The man fraudulently applied in March 2015 for a second residence card based on the marriage when the Dutch woman, whom he married in 2009, had left the State no later than early 2014, though there was evidence suggesting she left earlier than that, Mr Justice Max Barrett said.
The woman was a named sponsor for several EU residence card applications in the UK for another Nigerian national on dates in 2010 and 2016, he observed.
The judge, for reasons including the man had repeatedly behaved falsely towards the Minister for Justice over a protracted period and never expressed remorse for that when caught out, rejected his judicial review challenge to the MInister's July 2018 revocation of his residence.
In his recently published judgment, the judge said the man married the woman in May 2009 after coming here without permission in late 2008.
The man appeared not to know her surname when it came to his court documents, getting it wrong until the Minister's side got it right after which he used her correct surname, the judge observed.
In November 2009, he got his first residence card on the basis his wife was exercising her free movement rights here.
In March 2015, he got a second residence card after claiming she was still exercising her free movement rights here when she had left no later than early 2014.
That application was fraudulent and in subversion of the law of Ireland and the EU, the judge said.
Because the woman had left Ireland, the man had no derivative rights by reason of her exercise of free movement rights here.
In June 2018, the Minister notified the man he considered his marriage was one of convenience and said the woman had been the named sponsor for residence applications in the UK for another Nigerian national at the same time as being the basis for the man's application.
The clear inference was that the woman was in some form of relationship with the second Nigerian national, the judge said.

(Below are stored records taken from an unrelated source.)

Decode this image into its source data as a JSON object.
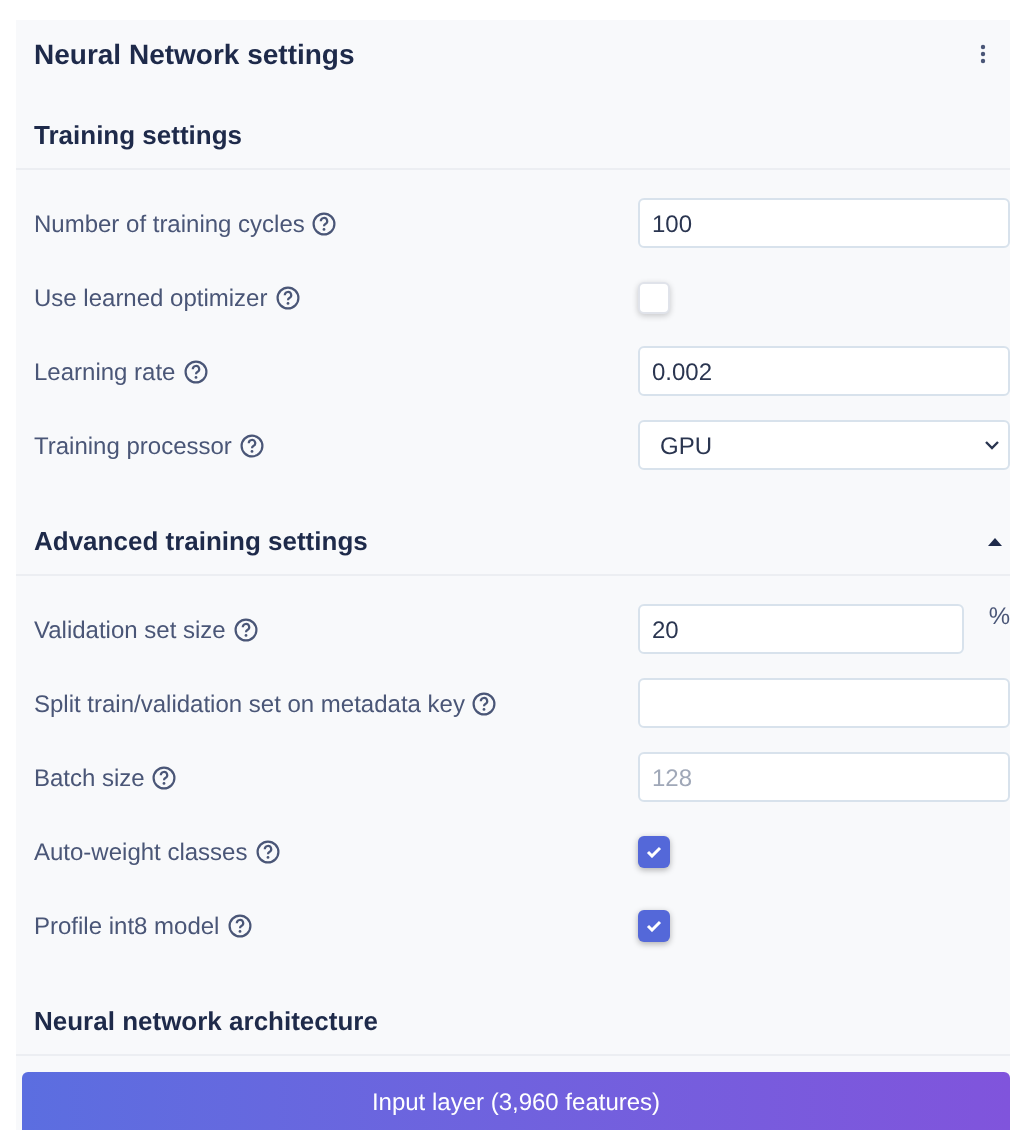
{
  "panel": {
    "title": "Neural Network settings"
  },
  "sections": [
    {
      "title": "Training settings",
      "rows": [
        {
          "kind": "input",
          "label": "Number of training cycles",
          "value": "100"
        },
        {
          "kind": "checkbox",
          "label": "Use learned optimizer",
          "checked": false
        },
        {
          "kind": "input",
          "label": "Learning rate",
          "value": "0.002"
        },
        {
          "kind": "select",
          "label": "Training processor",
          "value": "GPU"
        }
      ]
    },
    {
      "title": "Advanced training settings",
      "expanded": true,
      "rows": [
        {
          "kind": "input",
          "label": "Validation set size",
          "value": "20",
          "suffix": "%"
        },
        {
          "kind": "input",
          "label": "Split train/validation set on metadata key"
        },
        {
          "kind": "input",
          "label": "Batch size",
          "placeholder": "128"
        },
        {
          "kind": "checkbox",
          "label": "Auto-weight classes",
          "checked": true
        },
        {
          "kind": "checkbox",
          "label": "Profile int8 model",
          "checked": true
        }
      ]
    },
    {
      "title": "Neural network architecture"
    }
  ],
  "input_layer": {
    "label": "Input layer (3,960 features)"
  }
}
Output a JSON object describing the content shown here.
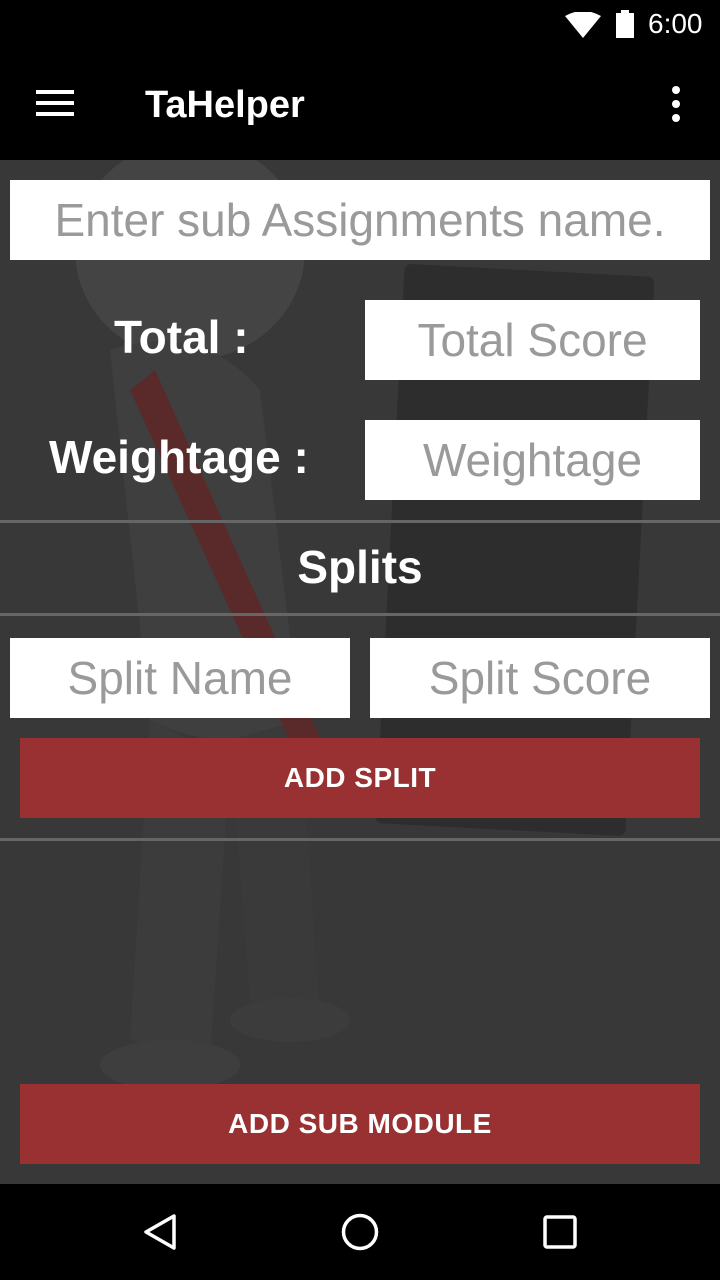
{
  "status_bar": {
    "time": "6:00"
  },
  "app_bar": {
    "title": "TaHelper"
  },
  "form": {
    "assignment_name_placeholder": "Enter sub Assignments name.",
    "total_label": "Total :",
    "total_placeholder": "Total Score",
    "weightage_label": "Weightage :",
    "weightage_placeholder": "Weightage"
  },
  "splits": {
    "heading": "Splits",
    "split_name_placeholder": "Split Name",
    "split_score_placeholder": "Split Score",
    "add_split_label": "ADD SPLIT"
  },
  "footer": {
    "add_sub_module_label": "ADD SUB MODULE"
  },
  "colors": {
    "accent": "#993132",
    "background": "#383838",
    "bar": "#000000"
  }
}
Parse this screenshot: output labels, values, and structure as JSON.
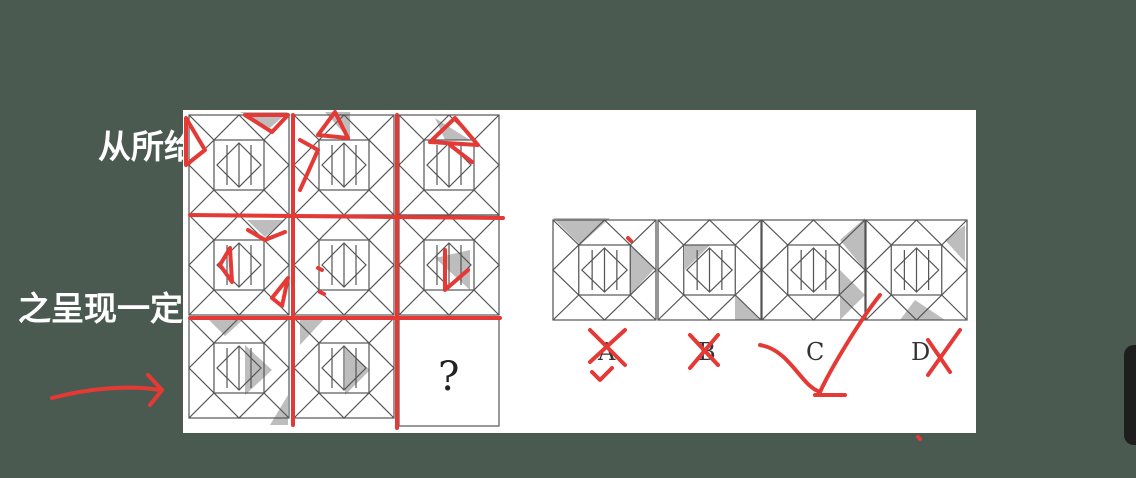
{
  "question": {
    "line1": "从所给的四个选项中，选择最合适的一个填入问号处，使",
    "line2": "之呈现一定的规律性："
  },
  "grid": {
    "missing_mark": "?"
  },
  "options": {
    "labels": [
      "A",
      "B",
      "C",
      "D"
    ]
  },
  "colors": {
    "background": "#4a5a51",
    "annotation": "#e53935",
    "shade": "#bdbdbd"
  }
}
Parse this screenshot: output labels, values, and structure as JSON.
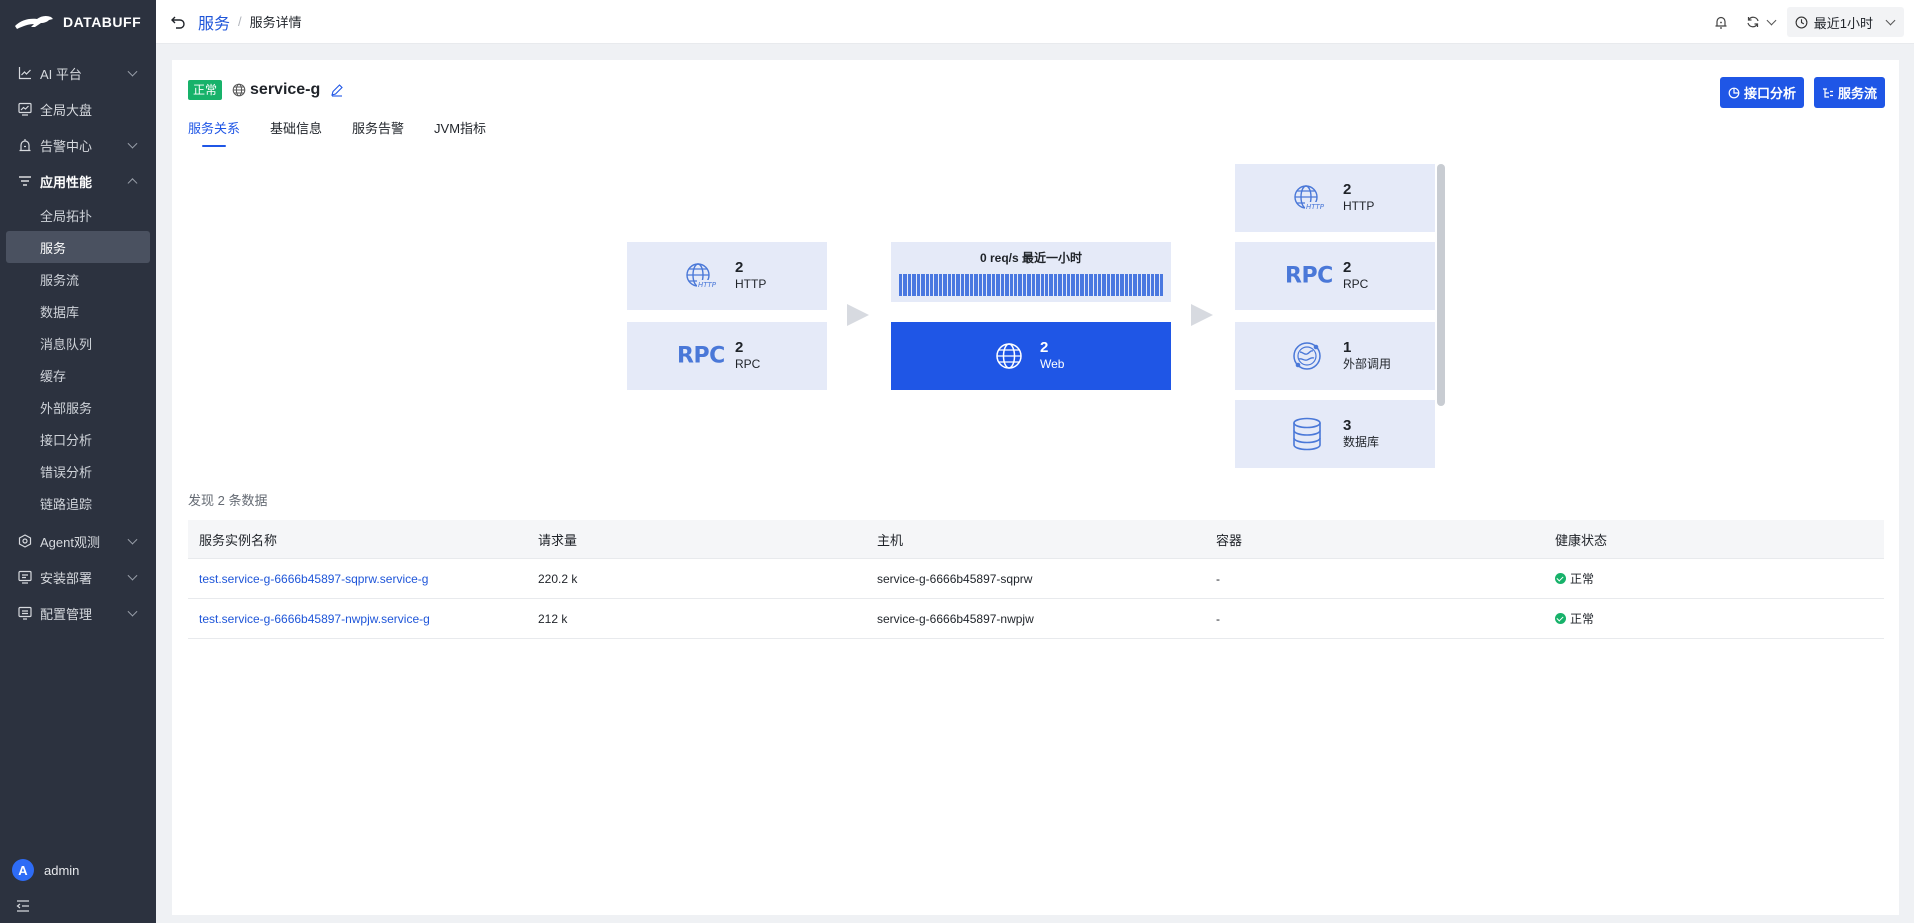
{
  "app": {
    "brand": "DATABUFF"
  },
  "sidebar": {
    "items": [
      {
        "label": "AI 平台",
        "icon": "chart-icon"
      },
      {
        "label": "全局大盘",
        "icon": "dashboard-icon"
      },
      {
        "label": "告警中心",
        "icon": "alarm-icon"
      },
      {
        "label": "应用性能",
        "icon": "filter-list-icon"
      }
    ],
    "sub_items": [
      "全局拓扑",
      "服务",
      "服务流",
      "数据库",
      "消息队列",
      "缓存",
      "外部服务",
      "接口分析",
      "错误分析",
      "链路追踪"
    ],
    "bottom_items": [
      {
        "label": "Agent观测",
        "icon": "agent-icon"
      },
      {
        "label": "安装部署",
        "icon": "install-icon"
      },
      {
        "label": "配置管理",
        "icon": "config-icon"
      }
    ],
    "user": {
      "initial": "A",
      "name": "admin"
    }
  },
  "header": {
    "breadcrumb_root": "服务",
    "breadcrumb_sep": "/",
    "breadcrumb_current": "服务详情",
    "time_range": "最近1小时"
  },
  "service": {
    "status": "正常",
    "name": "service-g"
  },
  "actions": {
    "interface_analysis": "接口分析",
    "service_flow": "服务流"
  },
  "tabs": [
    "服务关系",
    "基础信息",
    "服务告警",
    "JVM指标"
  ],
  "topology": {
    "upstream": [
      {
        "count": "2",
        "label": "HTTP",
        "icon": "http-globe-icon"
      },
      {
        "count": "2",
        "label": "RPC",
        "icon": "rpc-icon"
      }
    ],
    "center": {
      "rate": "0 req/s  最近一小时",
      "count": "2",
      "label": "Web",
      "icon": "globe-icon"
    },
    "downstream": [
      {
        "count": "2",
        "label": "HTTP",
        "icon": "http-globe-icon"
      },
      {
        "count": "2",
        "label": "RPC",
        "icon": "rpc-icon"
      },
      {
        "count": "1",
        "label": "外部调用",
        "icon": "external-call-icon"
      },
      {
        "count": "3",
        "label": "数据库",
        "icon": "database-icon"
      }
    ],
    "rpc_glyph": "RPC",
    "http_glyph": "HTTP",
    "colors": {
      "card": "#e5eaf8",
      "center": "#1f56e6",
      "icon": "#4a78d8"
    }
  },
  "table": {
    "found_text": "发现 2 条数据",
    "columns": [
      "服务实例名称",
      "请求量",
      "主机",
      "容器",
      "健康状态"
    ],
    "rows": [
      {
        "name": "test.service-g-6666b45897-sqprw.service-g",
        "requests": "220.2 k",
        "host": "service-g-6666b45897-sqprw",
        "container": "-",
        "health": "正常"
      },
      {
        "name": "test.service-g-6666b45897-nwpjw.service-g",
        "requests": "212 k",
        "host": "service-g-6666b45897-nwpjw",
        "container": "-",
        "health": "正常"
      }
    ]
  }
}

The UK applications were also based on her residence in the UK between 2010 and 2016 when this applicant claimed he was living with her here until early 2014.
Having regard to all these matters, the Minister in late July 2018 revoked the applicant's second residence card.
The judge rejected arguments the man was entitled to succeed on the basis the Minister had applied an incorrect burden of proof or had inadequate evidence for his decision.
The man had not secured leave for judicial review on the basis of advancing incorrect burden of proof arguments as that issue was never raised before the judge who granted leave, he said.
He also found there was "ample" evidence before the Minister to show the man's credibility and the reliability of the documents provided by him was "suspect".
The man had failed to explain how and why he came to play "fast and loose" over a protracted period with the immigration/EU Treaty rights processes, he said.
All of these matters, and the man's failure to dispel concerns raised by the Minister with him, offered a "more than sufficient" basis for the Minister's decision, he ruled.